» **Action item**
The response must contain every line of the records that follow, duplicated exactly.
____________________
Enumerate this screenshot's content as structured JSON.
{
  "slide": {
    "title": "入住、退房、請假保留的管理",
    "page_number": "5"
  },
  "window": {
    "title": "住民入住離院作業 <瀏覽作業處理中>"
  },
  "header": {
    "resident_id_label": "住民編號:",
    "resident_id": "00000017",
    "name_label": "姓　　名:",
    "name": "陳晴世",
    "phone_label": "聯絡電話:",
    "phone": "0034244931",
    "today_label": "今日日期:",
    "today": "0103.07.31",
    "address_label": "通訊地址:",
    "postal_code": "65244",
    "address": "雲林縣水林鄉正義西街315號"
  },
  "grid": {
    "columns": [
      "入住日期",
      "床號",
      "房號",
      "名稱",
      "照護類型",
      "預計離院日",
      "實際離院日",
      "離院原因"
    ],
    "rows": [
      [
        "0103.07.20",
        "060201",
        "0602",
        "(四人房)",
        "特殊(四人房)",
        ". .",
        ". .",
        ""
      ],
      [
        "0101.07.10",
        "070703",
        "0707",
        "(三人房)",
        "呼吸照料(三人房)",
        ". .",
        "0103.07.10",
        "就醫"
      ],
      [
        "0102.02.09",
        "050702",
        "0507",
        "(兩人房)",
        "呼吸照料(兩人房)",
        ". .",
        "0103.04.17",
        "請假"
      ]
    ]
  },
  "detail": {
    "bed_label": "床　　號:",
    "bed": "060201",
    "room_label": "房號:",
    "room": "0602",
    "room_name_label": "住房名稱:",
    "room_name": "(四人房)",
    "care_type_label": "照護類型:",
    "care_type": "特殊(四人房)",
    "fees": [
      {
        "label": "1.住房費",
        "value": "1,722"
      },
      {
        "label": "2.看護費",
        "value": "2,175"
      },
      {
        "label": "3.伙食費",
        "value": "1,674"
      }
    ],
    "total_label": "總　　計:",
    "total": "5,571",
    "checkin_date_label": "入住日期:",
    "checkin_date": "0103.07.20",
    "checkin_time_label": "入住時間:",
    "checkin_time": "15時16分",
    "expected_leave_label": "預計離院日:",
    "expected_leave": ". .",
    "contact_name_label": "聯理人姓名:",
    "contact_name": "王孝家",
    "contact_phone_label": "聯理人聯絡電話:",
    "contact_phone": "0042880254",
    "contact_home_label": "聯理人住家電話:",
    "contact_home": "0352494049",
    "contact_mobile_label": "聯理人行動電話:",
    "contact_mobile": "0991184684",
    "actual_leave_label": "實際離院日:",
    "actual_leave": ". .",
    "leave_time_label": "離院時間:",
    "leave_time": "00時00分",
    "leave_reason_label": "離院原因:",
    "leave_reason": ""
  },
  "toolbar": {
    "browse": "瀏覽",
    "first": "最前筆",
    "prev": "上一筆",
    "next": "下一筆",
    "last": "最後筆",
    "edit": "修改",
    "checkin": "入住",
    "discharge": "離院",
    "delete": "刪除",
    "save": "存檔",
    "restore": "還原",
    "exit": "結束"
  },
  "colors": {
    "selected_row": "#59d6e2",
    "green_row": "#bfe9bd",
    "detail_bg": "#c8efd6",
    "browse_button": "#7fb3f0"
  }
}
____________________
» **Task response**
Enumerate this screenshot's content as structured JSON.
{
  "slide": {
    "title": "入住、退房、請假保留的管理",
    "page_number": "5"
  },
  "window": {
    "title": "住民入住離院作業 <瀏覽作業處理中>"
  },
  "header": {
    "resident_id_label": "住民編號:",
    "resident_id": "00000017",
    "name_label": "姓　　名:",
    "name": "陳晴世",
    "phone_label": "聯絡電話:",
    "phone": "0034244931",
    "today_label": "今日日期:",
    "today": "0103.07.31",
    "address_label": "通訊地址:",
    "postal_code": "65244",
    "address": "雲林縣水林鄉正義西街315號"
  },
  "grid": {
    "columns": [
      "入住日期",
      "床號",
      "房號",
      "名稱",
      "照護類型",
      "預計離院日",
      "實際離院日",
      "離院原因"
    ],
    "rows": [
      [
        "0103.07.20",
        "060201",
        "0602",
        "(四人房)",
        "特殊(四人房)",
        ". .",
        ". .",
        ""
      ],
      [
        "0101.07.10",
        "070703",
        "0707",
        "(三人房)",
        "呼吸照料(三人房)",
        ". .",
        "0103.07.10",
        "就醫"
      ],
      [
        "0102.02.09",
        "050702",
        "0507",
        "(兩人房)",
        "呼吸照料(兩人房)",
        ". .",
        "0103.04.17",
        "請假"
      ]
    ]
  },
  "detail": {
    "bed_label": "床　　號:",
    "bed": "060201",
    "room_label": "房號:",
    "room": "0602",
    "room_name_label": "住房名稱:",
    "room_name": "(四人房)",
    "care_type_label": "照護類型:",
    "care_type": "特殊(四人房)",
    "fees": [
      {
        "label": "1.住房費",
        "value": "1,722"
      },
      {
        "label": "2.看護費",
        "value": "2,175"
      },
      {
        "label": "3.伙食費",
        "value": "1,674"
      }
    ],
    "total_label": "總　　計:",
    "total": "5,571",
    "checkin_date_label": "入住日期:",
    "checkin_date": "0103.07.20",
    "checkin_time_label": "入住時間:",
    "checkin_time": "15時16分",
    "expected_leave_label": "預計離院日:",
    "expected_leave": ". .",
    "contact_name_label": "聯理人姓名:",
    "contact_name": "王孝家",
    "contact_phone_label": "聯理人聯絡電話:",
    "contact_phone": "0042880254",
    "contact_home_label": "聯理人住家電話:",
    "contact_home": "0352494049",
    "contact_mobile_label": "聯理人行動電話:",
    "contact_mobile": "0991184684",
    "actual_leave_label": "實際離院日:",
    "actual_leave": ". .",
    "leave_time_label": "離院時間:",
    "leave_time": "00時00分",
    "leave_reason_label": "離院原因:",
    "leave_reason": ""
  },
  "toolbar": {
    "browse": "瀏覽",
    "first": "最前筆",
    "prev": "上一筆",
    "next": "下一筆",
    "last": "最後筆",
    "edit": "修改",
    "checkin": "入住",
    "discharge": "離院",
    "delete": "刪除",
    "save": "存檔",
    "restore": "還原",
    "exit": "結束"
  },
  "colors": {
    "selected_row": "#59d6e2",
    "green_row": "#bfe9bd",
    "detail_bg": "#c8efd6",
    "browse_button": "#7fb3f0"
  }
}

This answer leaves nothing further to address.